I found my mind jumping into the hospital rooms of the elderly and the sick –men and women whose bodies have betrayed them, but their minds are still intact. They are often treated as if they are children. They are tolerated and cared for just as Gregor is by his sister and parents. They are treated systematically because the chaos of their bodies cannot be fully explained. Why is it that they make us uncomfortable?
Another question: Do we need to see disability or abnormality in order to believe it? Is this why it is so shocking for a man who looks like every other white male on a suburban street to walk into a summer camp in Oslo, Norway and begin to methodically shoot teenagers one by one? Is this why the idea of post traumatic stress disorder is so hard to grasp and to “fix?”
Seeing the world through Gregor’s eyes, I found myself thinking of the movie Brothers (see trailer below)–a film about an American soldier who returns home after a year of being brutally imprisoned. He is a completely changed man, though his body is still in tact and his features more or less the same. Like Gregor, his family struggles to match the man they knew with the man they have returned to them. They meet his physical needs, but cannot bring themselves to fully re-connect emotionally. He no longer fits into the order he once did. He is lost. Just as Gregor’s death brought betterment to his family and allowed his young sister to flourish, the family of the mentally broken soldier in this film is portrayed as being much happier when they were led to believe that he had died in the war.
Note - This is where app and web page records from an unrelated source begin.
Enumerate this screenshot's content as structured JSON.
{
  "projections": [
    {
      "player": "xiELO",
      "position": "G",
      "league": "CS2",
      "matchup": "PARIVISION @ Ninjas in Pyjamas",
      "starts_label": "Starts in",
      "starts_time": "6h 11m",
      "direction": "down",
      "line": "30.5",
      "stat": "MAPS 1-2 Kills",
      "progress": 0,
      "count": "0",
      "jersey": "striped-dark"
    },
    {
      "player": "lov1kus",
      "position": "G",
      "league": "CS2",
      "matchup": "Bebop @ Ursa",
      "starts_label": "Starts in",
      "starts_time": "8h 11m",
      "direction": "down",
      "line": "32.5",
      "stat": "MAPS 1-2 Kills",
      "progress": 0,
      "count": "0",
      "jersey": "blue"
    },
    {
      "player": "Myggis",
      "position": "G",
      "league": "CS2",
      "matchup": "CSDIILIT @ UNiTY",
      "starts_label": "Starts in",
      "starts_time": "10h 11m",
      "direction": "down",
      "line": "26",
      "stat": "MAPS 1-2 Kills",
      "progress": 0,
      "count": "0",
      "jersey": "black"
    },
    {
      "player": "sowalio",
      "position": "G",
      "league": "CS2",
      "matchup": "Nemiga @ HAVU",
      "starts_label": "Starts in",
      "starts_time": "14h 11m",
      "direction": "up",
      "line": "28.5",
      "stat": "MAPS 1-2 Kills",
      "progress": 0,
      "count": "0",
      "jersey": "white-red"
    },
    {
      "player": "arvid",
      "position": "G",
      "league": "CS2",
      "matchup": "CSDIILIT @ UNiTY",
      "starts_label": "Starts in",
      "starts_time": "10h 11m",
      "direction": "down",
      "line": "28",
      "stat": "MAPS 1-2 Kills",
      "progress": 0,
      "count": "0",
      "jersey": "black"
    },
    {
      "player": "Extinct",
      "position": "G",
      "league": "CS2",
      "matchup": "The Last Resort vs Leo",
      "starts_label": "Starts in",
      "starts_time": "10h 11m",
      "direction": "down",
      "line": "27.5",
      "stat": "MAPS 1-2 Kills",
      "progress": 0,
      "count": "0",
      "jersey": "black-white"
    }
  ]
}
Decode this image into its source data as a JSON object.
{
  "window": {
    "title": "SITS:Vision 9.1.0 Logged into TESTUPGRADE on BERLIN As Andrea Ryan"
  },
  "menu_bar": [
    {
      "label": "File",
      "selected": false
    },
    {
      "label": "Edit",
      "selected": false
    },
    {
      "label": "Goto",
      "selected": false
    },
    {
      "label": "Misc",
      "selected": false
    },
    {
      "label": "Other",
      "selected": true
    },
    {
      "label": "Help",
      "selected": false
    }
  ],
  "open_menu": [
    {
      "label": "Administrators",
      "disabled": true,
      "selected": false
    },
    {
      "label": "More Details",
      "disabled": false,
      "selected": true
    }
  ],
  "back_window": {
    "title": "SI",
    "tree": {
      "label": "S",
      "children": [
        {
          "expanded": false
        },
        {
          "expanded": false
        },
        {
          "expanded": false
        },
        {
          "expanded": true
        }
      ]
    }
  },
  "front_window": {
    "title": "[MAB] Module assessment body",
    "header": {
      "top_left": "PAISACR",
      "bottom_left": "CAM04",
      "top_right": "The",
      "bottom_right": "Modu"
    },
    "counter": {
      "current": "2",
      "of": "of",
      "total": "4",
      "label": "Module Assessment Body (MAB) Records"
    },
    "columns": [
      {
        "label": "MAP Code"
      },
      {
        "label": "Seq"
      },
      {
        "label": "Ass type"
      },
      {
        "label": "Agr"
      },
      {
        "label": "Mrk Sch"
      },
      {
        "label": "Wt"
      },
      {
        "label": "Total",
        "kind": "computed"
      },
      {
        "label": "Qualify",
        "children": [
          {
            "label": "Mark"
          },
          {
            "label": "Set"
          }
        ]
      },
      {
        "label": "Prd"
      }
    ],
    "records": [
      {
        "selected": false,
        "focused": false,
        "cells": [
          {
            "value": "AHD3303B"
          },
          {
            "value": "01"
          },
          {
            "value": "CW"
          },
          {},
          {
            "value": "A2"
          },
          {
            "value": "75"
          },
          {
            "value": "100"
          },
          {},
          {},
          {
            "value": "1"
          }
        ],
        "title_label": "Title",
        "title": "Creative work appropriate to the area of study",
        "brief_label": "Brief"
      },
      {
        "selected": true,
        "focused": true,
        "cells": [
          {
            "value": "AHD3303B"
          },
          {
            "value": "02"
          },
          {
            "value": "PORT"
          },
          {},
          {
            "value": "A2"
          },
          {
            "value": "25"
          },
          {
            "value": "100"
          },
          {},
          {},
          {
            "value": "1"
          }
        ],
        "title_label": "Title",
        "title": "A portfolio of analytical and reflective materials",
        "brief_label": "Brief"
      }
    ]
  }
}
These ideas beg the question: What should we do with those who no longer fit into our system of human classification and understanding?
As Bauman describes in his Introduction to Modernity and Ambivalence titled The Quest for Order, humans fear ambiguity, but are simultaneously defined by it. Speaking to the idea that we have learned to tolerate (but not fully accept) difference, Bauman states:
Intolerance is, therefore, the natural inclination of modern practice. Construction of order sets the limits to incoporation and admission. It calls for the denial of rights, and of the gounds, of everything that cannot be assimilated- for de-legitimation of the other. As long as the urge to put paid to ambivalence guides collective and individual action, intolerance will follow- even if, ashamedly, it hides under the mask of toleration (which often means: You are abominable, but I, being generous, shall let you live).
This concept of “letting live” is personified perfectly in Gregor’s sister–who feeds him daily as if she is a martyr for his cause. She finds it in the goodness of her heart to keep him alive despite his offending presence.
This particular quote from Bauman makes me wonder about the advances in modern culture when it comes to subjects like gay marriage, rights for the disabled, and racism. I want to believe that we have recognized intolerance in these areas and worked to change it. I want to think that I am not judgmental and that I am not merely feigning acceptance as Bauman suggests.
And yet, I admit that being outside of my comfort zone is not pleasant. Even coming to a country where I am able to speak the primary language and my physical characteristics don’t stand out, I feel imbalanced. I made the effort to study abroad in part to experience this imbalance–but I won’t pretend that it is comfortable or easy for me. Do we need to actively expose ourselves to chaos and a world beyond our everyday lists and classifications in order to be full human beings? In order to prevent intolerance masked with false tolerance?
And one final question: Can we accept the character of Gregor without classifying him in some way? Why is it that we aren’t capable of taking him at face value? Is that area too gray?